• Work to complete
Would you return the complete listing below word for word?

• Supplied data
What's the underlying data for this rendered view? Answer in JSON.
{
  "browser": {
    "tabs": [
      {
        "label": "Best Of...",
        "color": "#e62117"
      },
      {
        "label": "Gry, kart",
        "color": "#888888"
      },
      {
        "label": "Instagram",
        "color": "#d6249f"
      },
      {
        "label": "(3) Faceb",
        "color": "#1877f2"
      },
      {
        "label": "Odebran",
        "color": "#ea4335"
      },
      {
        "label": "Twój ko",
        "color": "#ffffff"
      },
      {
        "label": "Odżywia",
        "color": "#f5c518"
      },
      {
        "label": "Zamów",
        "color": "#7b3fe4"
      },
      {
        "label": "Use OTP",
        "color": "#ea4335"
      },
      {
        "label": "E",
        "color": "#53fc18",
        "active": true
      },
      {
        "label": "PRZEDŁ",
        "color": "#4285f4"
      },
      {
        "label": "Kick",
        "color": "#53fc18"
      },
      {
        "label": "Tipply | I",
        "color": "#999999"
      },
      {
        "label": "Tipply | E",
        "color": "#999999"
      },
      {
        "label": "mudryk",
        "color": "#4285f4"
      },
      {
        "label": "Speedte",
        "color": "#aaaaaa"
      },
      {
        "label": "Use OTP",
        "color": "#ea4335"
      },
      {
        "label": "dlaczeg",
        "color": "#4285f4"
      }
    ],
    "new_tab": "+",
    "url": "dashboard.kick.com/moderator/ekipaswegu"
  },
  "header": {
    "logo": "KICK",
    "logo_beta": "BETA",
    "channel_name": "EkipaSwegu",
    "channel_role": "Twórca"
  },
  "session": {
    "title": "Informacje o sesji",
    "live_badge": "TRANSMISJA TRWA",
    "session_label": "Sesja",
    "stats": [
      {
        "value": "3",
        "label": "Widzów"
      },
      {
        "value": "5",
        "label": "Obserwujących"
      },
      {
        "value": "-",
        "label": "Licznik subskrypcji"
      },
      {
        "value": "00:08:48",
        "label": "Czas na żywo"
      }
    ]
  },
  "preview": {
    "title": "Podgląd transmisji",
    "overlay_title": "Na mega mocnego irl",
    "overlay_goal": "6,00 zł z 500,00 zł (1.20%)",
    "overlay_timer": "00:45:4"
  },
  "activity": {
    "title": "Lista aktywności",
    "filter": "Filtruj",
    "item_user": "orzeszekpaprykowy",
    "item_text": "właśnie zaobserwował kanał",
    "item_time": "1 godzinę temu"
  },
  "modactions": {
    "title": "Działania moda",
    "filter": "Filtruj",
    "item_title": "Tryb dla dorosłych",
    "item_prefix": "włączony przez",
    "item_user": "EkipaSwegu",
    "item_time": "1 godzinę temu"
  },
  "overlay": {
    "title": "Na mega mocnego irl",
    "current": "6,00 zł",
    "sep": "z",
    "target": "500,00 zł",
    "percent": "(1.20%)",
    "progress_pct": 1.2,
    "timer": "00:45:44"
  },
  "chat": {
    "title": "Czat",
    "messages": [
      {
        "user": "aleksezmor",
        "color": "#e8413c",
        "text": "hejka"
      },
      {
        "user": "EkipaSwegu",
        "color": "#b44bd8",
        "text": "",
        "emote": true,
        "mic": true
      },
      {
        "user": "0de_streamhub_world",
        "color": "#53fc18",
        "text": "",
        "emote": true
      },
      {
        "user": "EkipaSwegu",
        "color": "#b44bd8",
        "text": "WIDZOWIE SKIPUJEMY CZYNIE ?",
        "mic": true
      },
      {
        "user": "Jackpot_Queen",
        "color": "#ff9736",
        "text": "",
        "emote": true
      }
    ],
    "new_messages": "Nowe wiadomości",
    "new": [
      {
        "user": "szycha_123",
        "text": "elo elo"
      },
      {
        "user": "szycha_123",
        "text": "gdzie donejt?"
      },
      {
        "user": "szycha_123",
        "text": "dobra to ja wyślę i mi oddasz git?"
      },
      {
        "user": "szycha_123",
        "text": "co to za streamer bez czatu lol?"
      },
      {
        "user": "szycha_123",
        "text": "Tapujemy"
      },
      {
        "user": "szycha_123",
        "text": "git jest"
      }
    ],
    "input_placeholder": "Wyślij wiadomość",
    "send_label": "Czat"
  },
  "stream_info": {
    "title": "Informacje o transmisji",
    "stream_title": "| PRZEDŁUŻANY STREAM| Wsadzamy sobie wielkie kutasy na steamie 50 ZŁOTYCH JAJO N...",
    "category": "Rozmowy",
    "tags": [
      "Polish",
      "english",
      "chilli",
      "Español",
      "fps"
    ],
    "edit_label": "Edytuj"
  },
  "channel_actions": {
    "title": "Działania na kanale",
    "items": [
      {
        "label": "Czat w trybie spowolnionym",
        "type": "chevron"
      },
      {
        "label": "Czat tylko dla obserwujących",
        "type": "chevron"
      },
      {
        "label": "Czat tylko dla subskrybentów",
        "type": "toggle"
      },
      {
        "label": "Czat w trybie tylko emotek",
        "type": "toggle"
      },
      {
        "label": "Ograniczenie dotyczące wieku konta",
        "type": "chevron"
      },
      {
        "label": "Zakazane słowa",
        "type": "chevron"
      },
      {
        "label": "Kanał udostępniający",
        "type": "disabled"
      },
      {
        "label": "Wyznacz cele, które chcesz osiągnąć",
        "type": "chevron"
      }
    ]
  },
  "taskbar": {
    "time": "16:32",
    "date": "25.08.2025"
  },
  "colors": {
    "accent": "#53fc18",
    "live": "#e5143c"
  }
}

• Output for this task
What's the underlying data for this rendered view? Answer in JSON.
{
  "browser": {
    "tabs": [
      {
        "label": "Best Of...",
        "color": "#e62117"
      },
      {
        "label": "Gry, kart",
        "color": "#888888"
      },
      {
        "label": "Instagram",
        "color": "#d6249f"
      },
      {
        "label": "(3) Faceb",
        "color": "#1877f2"
      },
      {
        "label": "Odebran",
        "color": "#ea4335"
      },
      {
        "label": "Twój ko",
        "color": "#ffffff"
      },
      {
        "label": "Odżywia",
        "color": "#f5c518"
      },
      {
        "label": "Zamów",
        "color": "#7b3fe4"
      },
      {
        "label": "Use OTP",
        "color": "#ea4335"
      },
      {
        "label": "E",
        "color": "#53fc18",
        "active": true
      },
      {
        "label": "PRZEDŁ",
        "color": "#4285f4"
      },
      {
        "label": "Kick",
        "color": "#53fc18"
      },
      {
        "label": "Tipply | I",
        "color": "#999999"
      },
      {
        "label": "Tipply | E",
        "color": "#999999"
      },
      {
        "label": "mudryk",
        "color": "#4285f4"
      },
      {
        "label": "Speedte",
        "color": "#aaaaaa"
      },
      {
        "label": "Use OTP",
        "color": "#ea4335"
      },
      {
        "label": "dlaczeg",
        "color": "#4285f4"
      }
    ],
    "new_tab": "+",
    "url": "dashboard.kick.com/moderator/ekipaswegu"
  },
  "header": {
    "logo": "KICK",
    "logo_beta": "BETA",
    "channel_name": "EkipaSwegu",
    "channel_role": "Twórca"
  },
  "session": {
    "title": "Informacje o sesji",
    "live_badge": "TRANSMISJA TRWA",
    "session_label": "Sesja",
    "stats": [
      {
        "value": "3",
        "label": "Widzów"
      },
      {
        "value": "5",
        "label": "Obserwujących"
      },
      {
        "value": "-",
        "label": "Licznik subskrypcji"
      },
      {
        "value": "00:08:48",
        "label": "Czas na żywo"
      }
    ]
  },
  "preview": {
    "title": "Podgląd transmisji",
    "overlay_title": "Na mega mocnego irl",
    "overlay_goal": "6,00 zł z 500,00 zł (1.20%)",
    "overlay_timer": "00:45:4"
  },
  "activity": {
    "title": "Lista aktywności",
    "filter": "Filtruj",
    "item_user": "orzeszekpaprykowy",
    "item_text": "właśnie zaobserwował kanał",
    "item_time": "1 godzinę temu"
  },
  "modactions": {
    "title": "Działania moda",
    "filter": "Filtruj",
    "item_title": "Tryb dla dorosłych",
    "item_prefix": "włączony przez",
    "item_user": "EkipaSwegu",
    "item_time": "1 godzinę temu"
  },
  "overlay": {
    "title": "Na mega mocnego irl",
    "current": "6,00 zł",
    "sep": "z",
    "target": "500,00 zł",
    "percent": "(1.20%)",
    "progress_pct": 1.2,
    "timer": "00:45:44"
  },
  "chat": {
    "title": "Czat",
    "messages": [
      {
        "user": "aleksezmor",
        "color": "#e8413c",
        "text": "hejka"
      },
      {
        "user": "EkipaSwegu",
        "color": "#b44bd8",
        "text": "",
        "emote": true,
        "mic": true
      },
      {
        "user": "0de_streamhub_world",
        "color": "#53fc18",
        "text": "",
        "emote": true
      },
      {
        "user": "EkipaSwegu",
        "color": "#b44bd8",
        "text": "WIDZOWIE SKIPUJEMY CZYNIE ?",
        "mic": true
      },
      {
        "user": "Jackpot_Queen",
        "color": "#ff9736",
        "text": "",
        "emote": true
      }
    ],
    "new_messages": "Nowe wiadomości",
    "new": [
      {
        "user": "szycha_123",
        "text": "elo elo"
      },
      {
        "user": "szycha_123",
        "text": "gdzie donejt?"
      },
      {
        "user": "szycha_123",
        "text": "dobra to ja wyślę i mi oddasz git?"
      },
      {
        "user": "szycha_123",
        "text": "co to za streamer bez czatu lol?"
      },
      {
        "user": "szycha_123",
        "text": "Tapujemy"
      },
      {
        "user": "szycha_123",
        "text": "git jest"
      }
    ],
    "input_placeholder": "Wyślij wiadomość",
    "send_label": "Czat"
  },
  "stream_info": {
    "title": "Informacje o transmisji",
    "stream_title": "| PRZEDŁUŻANY STREAM| Wsadzamy sobie wielkie kutasy na steamie 50 ZŁOTYCH JAJO N...",
    "category": "Rozmowy",
    "tags": [
      "Polish",
      "english",
      "chilli",
      "Español",
      "fps"
    ],
    "edit_label": "Edytuj"
  },
  "channel_actions": {
    "title": "Działania na kanale",
    "items": [
      {
        "label": "Czat w trybie spowolnionym",
        "type": "chevron"
      },
      {
        "label": "Czat tylko dla obserwujących",
        "type": "chevron"
      },
      {
        "label": "Czat tylko dla subskrybentów",
        "type": "toggle"
      },
      {
        "label": "Czat w trybie tylko emotek",
        "type": "toggle"
      },
      {
        "label": "Ograniczenie dotyczące wieku konta",
        "type": "chevron"
      },
      {
        "label": "Zakazane słowa",
        "type": "chevron"
      },
      {
        "label": "Kanał udostępniający",
        "type": "disabled"
      },
      {
        "label": "Wyznacz cele, które chcesz osiągnąć",
        "type": "chevron"
      }
    ]
  },
  "taskbar": {
    "time": "16:32",
    "date": "25.08.2025"
  },
  "colors": {
    "accent": "#53fc18",
    "live": "#e5143c"
  }
}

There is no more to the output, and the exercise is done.